for the end of the “communist dictatorship,” is considered as the dawn of his political career ( Kovacs 2014 ). Therefore, ever since the rightwing party came to power for the second time in 2010, Fidesz has devoted particular concern as well as economic resources to implementing its own specific vision of history.
In order to fully comprehend the government’s politics of memory, the latter must be considered as a full-blown tool of political action. The ultimate goal here is to present Fidesz as the best legitimate political actor that can restore Hungary
The article discusses the influence of digitalization on the organization of a political party and on its members. It presents an analysis of factors limiting and facilitating the development of a political party connected with the use of digital media. The analyses employ data gathered through quantitative and qualitative research conducted among backbenches, members of parliament and leaders of six Polish political parties. A positive connection has been demonstrated between a party’s age and the mode of using particular media types and communication tools. Also, attention has been paid to the phenomenon of digital divide and the possible means of connectivity to party political activity via new technologies, digital tools and digital media. Party members perceive traditional and direct forms as attractive; however, new parties with younger members clearly expect and practice more online activities.

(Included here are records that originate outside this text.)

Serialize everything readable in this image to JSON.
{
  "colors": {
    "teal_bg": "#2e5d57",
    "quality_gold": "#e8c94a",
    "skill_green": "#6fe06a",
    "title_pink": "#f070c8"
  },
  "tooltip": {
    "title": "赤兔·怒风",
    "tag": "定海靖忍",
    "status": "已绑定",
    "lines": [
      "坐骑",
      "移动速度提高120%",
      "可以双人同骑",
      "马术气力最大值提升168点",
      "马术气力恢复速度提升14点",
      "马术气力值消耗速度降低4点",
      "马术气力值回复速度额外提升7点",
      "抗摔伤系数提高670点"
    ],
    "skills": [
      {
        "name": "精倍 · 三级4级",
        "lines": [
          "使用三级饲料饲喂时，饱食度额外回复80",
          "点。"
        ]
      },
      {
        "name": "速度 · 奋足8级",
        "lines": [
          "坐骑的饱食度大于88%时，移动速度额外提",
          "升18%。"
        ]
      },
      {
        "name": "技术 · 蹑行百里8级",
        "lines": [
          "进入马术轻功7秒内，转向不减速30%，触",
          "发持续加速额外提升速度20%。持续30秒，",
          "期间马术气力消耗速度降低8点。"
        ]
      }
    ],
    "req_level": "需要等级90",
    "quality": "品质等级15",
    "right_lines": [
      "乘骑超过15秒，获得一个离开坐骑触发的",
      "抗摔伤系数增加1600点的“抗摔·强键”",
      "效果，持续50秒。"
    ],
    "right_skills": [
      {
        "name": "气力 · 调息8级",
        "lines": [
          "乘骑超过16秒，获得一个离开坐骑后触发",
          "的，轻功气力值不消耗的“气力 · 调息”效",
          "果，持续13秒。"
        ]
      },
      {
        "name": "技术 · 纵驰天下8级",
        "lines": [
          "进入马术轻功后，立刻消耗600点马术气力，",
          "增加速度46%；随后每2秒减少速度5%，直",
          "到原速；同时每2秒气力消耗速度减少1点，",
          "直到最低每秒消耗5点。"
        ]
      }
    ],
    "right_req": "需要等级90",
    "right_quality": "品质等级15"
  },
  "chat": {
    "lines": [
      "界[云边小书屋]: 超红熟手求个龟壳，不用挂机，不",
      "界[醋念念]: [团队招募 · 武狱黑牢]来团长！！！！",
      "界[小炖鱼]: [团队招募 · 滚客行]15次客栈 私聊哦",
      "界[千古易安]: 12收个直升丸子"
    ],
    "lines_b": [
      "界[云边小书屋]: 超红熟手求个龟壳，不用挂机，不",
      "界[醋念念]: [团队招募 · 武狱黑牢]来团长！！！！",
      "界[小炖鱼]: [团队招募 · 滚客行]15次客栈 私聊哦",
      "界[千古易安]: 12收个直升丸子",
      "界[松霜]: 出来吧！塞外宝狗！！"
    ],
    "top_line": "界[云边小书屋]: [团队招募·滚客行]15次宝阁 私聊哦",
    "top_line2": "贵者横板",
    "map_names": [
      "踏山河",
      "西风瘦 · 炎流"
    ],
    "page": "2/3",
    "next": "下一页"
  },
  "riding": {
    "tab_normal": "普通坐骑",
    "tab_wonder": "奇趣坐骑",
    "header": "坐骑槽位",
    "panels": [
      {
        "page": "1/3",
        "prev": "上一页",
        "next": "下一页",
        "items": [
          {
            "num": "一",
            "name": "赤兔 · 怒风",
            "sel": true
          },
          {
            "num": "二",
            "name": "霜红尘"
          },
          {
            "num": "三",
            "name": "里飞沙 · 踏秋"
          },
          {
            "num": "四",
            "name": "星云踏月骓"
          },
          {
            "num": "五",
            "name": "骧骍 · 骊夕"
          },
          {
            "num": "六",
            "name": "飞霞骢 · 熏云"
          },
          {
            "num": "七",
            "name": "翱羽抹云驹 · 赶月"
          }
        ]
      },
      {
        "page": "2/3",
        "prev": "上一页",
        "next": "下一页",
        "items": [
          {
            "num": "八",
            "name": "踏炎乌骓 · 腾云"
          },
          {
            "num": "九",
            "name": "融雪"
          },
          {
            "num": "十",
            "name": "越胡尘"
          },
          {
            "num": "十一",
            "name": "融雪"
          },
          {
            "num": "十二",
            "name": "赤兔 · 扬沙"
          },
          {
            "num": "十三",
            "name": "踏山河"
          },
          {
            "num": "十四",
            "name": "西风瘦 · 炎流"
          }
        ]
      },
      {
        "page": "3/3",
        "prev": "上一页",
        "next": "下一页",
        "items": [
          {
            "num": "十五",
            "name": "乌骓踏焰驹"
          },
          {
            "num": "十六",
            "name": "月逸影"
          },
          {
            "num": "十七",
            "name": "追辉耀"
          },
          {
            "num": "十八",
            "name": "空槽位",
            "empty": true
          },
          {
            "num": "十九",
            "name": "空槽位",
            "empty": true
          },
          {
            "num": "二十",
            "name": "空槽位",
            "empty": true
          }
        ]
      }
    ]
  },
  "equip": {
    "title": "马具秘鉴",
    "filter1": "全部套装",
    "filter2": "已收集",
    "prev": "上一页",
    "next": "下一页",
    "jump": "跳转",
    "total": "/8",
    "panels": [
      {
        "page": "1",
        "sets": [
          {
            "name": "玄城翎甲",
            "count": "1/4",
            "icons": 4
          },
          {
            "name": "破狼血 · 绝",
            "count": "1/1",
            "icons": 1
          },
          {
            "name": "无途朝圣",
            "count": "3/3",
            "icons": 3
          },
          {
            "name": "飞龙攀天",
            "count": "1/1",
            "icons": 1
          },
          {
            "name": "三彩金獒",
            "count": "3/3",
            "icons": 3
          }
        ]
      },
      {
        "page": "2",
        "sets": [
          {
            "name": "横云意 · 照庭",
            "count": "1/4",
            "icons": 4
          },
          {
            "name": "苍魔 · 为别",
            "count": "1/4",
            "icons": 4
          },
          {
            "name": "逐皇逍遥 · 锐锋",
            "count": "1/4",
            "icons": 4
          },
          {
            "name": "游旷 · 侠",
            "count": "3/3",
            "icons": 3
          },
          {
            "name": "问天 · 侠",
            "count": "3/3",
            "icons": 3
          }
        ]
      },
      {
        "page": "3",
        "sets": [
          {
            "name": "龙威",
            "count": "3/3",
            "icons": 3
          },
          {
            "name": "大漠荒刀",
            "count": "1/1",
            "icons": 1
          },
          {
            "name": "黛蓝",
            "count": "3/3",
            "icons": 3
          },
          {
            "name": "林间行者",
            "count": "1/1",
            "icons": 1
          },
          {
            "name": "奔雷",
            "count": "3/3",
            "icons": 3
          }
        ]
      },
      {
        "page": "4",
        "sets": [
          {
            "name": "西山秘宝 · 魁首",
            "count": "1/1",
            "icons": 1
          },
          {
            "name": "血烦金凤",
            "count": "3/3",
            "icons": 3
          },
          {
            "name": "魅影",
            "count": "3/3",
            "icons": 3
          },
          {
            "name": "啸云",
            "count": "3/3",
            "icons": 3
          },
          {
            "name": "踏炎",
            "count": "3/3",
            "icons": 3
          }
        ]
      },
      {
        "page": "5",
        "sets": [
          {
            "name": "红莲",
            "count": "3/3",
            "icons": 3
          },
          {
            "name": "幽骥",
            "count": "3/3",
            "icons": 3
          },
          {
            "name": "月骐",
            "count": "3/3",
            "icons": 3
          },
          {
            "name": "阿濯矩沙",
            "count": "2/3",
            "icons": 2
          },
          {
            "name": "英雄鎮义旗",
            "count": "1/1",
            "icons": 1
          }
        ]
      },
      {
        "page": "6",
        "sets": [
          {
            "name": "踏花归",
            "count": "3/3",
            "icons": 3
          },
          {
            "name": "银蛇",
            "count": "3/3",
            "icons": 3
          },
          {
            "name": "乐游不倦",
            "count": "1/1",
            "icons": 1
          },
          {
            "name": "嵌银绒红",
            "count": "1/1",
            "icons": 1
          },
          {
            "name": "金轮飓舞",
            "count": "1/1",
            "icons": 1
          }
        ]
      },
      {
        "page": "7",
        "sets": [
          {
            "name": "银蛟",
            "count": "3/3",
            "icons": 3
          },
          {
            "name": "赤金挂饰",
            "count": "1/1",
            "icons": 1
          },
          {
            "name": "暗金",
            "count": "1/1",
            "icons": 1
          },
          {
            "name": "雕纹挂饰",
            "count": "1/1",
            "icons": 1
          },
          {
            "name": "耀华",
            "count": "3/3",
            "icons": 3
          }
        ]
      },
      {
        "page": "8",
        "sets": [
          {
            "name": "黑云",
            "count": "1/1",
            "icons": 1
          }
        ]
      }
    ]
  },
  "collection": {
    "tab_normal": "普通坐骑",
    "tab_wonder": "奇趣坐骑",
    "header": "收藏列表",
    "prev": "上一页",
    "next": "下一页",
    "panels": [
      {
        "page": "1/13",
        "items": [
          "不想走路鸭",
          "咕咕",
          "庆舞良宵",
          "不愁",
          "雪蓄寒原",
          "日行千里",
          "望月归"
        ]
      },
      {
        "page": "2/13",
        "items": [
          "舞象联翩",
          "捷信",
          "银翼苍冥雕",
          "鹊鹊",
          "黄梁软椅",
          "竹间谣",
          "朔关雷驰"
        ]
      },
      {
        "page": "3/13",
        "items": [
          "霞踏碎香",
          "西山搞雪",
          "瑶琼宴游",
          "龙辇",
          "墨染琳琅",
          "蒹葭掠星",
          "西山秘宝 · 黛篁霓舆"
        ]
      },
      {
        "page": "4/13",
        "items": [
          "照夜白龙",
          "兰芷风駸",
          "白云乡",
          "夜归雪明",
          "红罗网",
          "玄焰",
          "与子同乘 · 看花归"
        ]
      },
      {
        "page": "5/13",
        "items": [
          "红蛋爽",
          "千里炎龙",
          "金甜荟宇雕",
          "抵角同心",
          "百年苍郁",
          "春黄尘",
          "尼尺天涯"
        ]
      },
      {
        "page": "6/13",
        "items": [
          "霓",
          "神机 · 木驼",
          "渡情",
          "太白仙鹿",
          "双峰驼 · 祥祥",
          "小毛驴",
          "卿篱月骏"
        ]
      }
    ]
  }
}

The article presents the results of research on the congruence of the political representation formed in elections held in the years 2009-2011 in Poland. The election cycle included the European Parliamentary elections in 2009, the Polish presidential election, elections to local government in 2010, and the parliamentary elections in 2011. The median citizen, median voter, and their positions on the left-right scale were used as tools for examining congruence. Studies have proven that in Poland, the median citizen and the median voter are positioned on the right side of the left-right scale. The legislature and executive authorities chosen in the elections are located left of the median citizen and the median voter. Studies have not demonstrated the existence of any impact of the electoral system on the positioning of the median citizen and the median voter.
The use of information and communication technology in electoral processes has become commonplace, being seen simply as another tool in the hands of policy-makers to improve the quality and effectiveness of public policy and representation. There have been diverse experiences in this area, and the instances in which ICT has been used in the mentioned processes differ. This article analyses and evaluates systematically, for the first time in literature, the incorporation of ICT when voting from abroad, paying attention to the practices of some of those countries that have implemented these technologies in one way or another, into their voting processes. Hence, by introducing the Electronic Voting From Abroad Index, this paper observes at which phase of the process the technology is being used and how this vary from country to country.
This paper is based on a series of qualitative (semi-structured) interviews conducted by the author with representatives of Polish civic organisations in southeastern Lithuania (the towns of Eišiškės, Jašiūnai, Pabradė, Šalčininkai, Švenčionys, Švenčionėliai, and Turgeliai). Data was collected from January 2013 to June 2014 as part of a research project to investigate ethnic, civic, regional, and local identities of ethnic minorities in southeastern Lithuania. The project was carried out by the Institute for Ethnic Studies at the Lithuanian Social Research Centre and was funded by the Research Council of Lithuania. The paper discusses the role of voluntary organisations operating in Southeastern Lithuania in mobilising the Polish community. The author investigates the activity of Polish organisations as they maintain and construct the identity (ethnic, civic, local and regional) of local community. Part of the research strategy is to recognise the content and means by which these organisations appeal to collective memory to create and affirm Polish identity. An analysis of interview data shows that the activities of organisations predominantly target the Polish community and their aims are to promote and foster Polish culture, language, and history. The Polish civic and political organisations and their leaders play active roles in identity building and mobilising the Polish Community in southeastern Lithuania. Referencing and recalling collective memories of the Polish ethnic group is an important tool for building a collective identity that lack local and regional dimensions.